Performances in the film are outstanding throughout, and the film is incredibly engaging throughout its run time. Free of pacing issues, it moves at a fast pace and twists and turns so unusually that one will never know what could happen next. This erratic nature is truly part of the film’s genius. If such a style of narrative filmmaking was attempted to be used as a technique in almost any other film, it would fail miserably, but Boots Riley was able to commendably stay one step ahead of audiences while making them laugh profusely and question why and how our society may be in deep-seated decline. Also noteworthy is the film’s soundtrack, which is a superb mix of rap and pop. The movie can often be strange, but viewers will be all the more thankful for its genuine audaciousness upon the film’s conclusion.

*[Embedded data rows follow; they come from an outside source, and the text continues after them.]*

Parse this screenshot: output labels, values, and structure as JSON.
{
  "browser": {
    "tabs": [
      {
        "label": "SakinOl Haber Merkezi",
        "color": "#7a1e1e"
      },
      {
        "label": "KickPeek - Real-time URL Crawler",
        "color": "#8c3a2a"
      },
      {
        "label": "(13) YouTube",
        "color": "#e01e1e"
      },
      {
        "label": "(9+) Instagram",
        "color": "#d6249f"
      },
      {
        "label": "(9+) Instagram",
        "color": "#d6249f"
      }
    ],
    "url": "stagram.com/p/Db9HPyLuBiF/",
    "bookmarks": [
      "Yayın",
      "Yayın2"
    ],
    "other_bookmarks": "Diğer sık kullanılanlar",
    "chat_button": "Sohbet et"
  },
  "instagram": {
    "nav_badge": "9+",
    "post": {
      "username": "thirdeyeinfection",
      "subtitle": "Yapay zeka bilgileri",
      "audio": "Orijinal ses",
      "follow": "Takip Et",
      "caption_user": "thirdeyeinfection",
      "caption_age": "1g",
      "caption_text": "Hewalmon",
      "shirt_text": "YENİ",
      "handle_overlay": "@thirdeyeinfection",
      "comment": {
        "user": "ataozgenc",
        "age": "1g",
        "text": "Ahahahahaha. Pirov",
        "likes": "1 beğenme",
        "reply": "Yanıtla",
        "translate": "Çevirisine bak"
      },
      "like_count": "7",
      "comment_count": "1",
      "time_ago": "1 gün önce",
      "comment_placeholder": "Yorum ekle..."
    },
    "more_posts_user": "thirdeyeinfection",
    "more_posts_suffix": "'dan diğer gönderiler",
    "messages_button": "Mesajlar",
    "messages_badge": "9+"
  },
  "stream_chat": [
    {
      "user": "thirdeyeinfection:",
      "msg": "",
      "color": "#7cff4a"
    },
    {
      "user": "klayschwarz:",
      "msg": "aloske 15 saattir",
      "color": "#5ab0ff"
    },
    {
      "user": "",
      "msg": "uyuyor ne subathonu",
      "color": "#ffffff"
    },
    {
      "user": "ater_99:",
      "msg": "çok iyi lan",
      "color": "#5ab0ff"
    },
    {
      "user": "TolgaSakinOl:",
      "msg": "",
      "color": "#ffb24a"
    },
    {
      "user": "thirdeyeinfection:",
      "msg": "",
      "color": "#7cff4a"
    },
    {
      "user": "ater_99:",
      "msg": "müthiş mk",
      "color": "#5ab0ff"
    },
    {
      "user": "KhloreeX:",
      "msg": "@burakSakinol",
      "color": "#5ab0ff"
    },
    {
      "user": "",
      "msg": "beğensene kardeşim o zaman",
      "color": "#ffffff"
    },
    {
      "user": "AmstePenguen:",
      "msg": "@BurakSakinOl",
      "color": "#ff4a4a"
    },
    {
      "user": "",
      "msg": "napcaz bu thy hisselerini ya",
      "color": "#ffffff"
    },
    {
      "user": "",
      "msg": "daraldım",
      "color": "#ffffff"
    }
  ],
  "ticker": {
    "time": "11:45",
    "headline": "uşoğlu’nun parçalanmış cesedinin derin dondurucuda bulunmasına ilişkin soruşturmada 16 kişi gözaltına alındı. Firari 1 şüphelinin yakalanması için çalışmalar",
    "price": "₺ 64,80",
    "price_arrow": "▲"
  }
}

Original titleSorry to Bother You
IMDb Rating7.4 8,582 votes
TMDb Rating7 47 votes